“We want to reduce the complexity,” he noted.

With the easier-to-install Bluetooth, potential users are more likely to at least sample wireless controls in small single-room setting, which could in turn lead to wider deployment across an office or building.

Osram is not abandoning Zigbee. In fact, with its gateway, Zigbee can be a better fit with wireless systems that are also equipped with data-collecting sensors that send information back through the gateway to cloud-based data analytics systems via the Internet. While Bluetooth systems can be outfitted with gateways for those purposes, the gateways are not an inherent part of a typical HubSense deployment.

Data collection and analysis has been a goal for many lighting companies like Osram that are trying to turn the lighting infrastructure into the backbone for IoT networks, and to monetize the data.

But so far the lighting industry has struggled to establish much momentum in IoT lighting. Osram’s centerpiece IoT scheme, Lightelligence, appears to have taken a backseat to other developments at the company, which is in the midst of a would-be takeover by Austrian sensor firm ams.

In that takeover, ams at one point looked set to jettison IoT lighting should it succeed in acquiring Osram. Whether or not ams completes the acquisition, LEDs has learned that the status of Lightelligence is under internal review, and that Osram could restructure its approach to IoT.

Osram formally launched Lightelligence in March 2018 at the Light+Building exhibition in Frankfurt. It has in recent months fallen out of the spotlight.

At the biennial L+B this coming March, Osram plans to show a variety of luminaires outfitted with HubSense Bluetooth technology. It currently offers just one model.

MARK HALPER is a contributing editor for LEDs Magazine, and an energy, technology, and business journalist ([email protected]).

About the Author

Mark Halper | Contributing Editor, LEDs Magazine, and Business/Energy/Technology Journalist

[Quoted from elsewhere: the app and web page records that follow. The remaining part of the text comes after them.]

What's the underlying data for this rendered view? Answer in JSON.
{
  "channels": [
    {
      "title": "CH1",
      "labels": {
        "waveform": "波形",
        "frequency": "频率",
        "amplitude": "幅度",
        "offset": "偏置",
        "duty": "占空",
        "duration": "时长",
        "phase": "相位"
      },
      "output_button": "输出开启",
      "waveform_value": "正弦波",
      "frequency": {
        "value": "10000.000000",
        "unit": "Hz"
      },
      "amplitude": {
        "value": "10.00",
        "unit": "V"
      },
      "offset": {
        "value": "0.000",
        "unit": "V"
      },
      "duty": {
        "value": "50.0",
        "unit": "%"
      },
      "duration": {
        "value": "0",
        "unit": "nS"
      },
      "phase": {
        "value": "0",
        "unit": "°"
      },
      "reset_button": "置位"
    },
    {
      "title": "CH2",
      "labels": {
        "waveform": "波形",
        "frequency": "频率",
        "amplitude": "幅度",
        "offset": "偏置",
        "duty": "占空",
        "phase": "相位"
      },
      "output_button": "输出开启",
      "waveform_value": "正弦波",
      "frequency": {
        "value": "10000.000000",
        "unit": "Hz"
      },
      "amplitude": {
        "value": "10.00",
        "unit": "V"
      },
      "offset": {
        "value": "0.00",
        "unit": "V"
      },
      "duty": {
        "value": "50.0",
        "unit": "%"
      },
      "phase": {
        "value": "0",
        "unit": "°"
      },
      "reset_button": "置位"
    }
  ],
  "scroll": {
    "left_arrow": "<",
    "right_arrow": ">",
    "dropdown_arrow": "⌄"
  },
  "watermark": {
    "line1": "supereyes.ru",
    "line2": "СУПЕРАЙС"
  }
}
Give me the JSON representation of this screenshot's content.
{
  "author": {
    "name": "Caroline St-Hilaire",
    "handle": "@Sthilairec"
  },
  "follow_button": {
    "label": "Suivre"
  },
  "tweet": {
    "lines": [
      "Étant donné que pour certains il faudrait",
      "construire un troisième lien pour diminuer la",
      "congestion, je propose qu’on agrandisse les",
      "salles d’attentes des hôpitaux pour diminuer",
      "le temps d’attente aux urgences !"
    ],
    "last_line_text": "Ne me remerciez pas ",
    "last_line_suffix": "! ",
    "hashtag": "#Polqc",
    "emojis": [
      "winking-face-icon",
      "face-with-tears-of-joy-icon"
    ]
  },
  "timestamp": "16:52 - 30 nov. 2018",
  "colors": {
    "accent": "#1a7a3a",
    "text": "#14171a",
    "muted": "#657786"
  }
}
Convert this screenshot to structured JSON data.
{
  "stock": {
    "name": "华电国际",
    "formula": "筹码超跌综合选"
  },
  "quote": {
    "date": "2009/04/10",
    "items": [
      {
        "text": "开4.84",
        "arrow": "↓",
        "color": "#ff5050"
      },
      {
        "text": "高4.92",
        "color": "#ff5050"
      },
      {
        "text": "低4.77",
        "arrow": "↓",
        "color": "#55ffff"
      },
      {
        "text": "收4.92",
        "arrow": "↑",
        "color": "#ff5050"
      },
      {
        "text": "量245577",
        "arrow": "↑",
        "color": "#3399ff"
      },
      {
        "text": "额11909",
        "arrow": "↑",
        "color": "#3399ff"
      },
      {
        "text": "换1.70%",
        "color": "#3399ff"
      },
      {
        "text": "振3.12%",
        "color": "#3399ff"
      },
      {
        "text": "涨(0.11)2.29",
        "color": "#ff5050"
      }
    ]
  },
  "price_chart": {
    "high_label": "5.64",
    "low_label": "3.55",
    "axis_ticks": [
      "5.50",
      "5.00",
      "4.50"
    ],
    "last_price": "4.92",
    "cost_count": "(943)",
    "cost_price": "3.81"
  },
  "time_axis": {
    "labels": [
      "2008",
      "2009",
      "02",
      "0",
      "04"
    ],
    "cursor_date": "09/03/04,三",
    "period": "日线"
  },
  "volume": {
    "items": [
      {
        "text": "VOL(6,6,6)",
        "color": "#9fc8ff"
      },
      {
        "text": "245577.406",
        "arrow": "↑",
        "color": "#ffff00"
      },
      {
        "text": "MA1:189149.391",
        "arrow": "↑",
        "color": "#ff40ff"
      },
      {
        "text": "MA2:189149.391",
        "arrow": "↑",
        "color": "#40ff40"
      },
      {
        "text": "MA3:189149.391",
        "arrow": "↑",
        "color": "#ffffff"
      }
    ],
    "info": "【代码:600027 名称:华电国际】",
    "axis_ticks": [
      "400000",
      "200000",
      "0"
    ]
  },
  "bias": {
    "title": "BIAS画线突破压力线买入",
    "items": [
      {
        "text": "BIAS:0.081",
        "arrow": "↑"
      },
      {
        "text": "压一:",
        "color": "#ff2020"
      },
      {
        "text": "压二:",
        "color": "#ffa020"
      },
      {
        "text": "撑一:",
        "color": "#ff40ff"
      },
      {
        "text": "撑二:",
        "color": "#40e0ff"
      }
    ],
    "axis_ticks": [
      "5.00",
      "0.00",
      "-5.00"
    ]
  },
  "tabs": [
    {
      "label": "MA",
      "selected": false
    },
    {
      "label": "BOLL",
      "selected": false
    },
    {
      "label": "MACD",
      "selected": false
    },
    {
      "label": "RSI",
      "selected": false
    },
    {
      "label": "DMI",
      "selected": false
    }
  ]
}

Mark Halper is a freelance business, technology, and science journalist who covers everything from media moguls to subatomic particles. Halper has written from locations around the world for TIME Magazine, Fortune, Forbes, the New York Times, the Financial Times, the Guardian, CBS, Wired, and many others. A US citizen living in Britain, he cut his journalism teeth cutting and pasting copy for an English-language daily newspaper in Mexico City. Halper has a BA in history from Cornell University.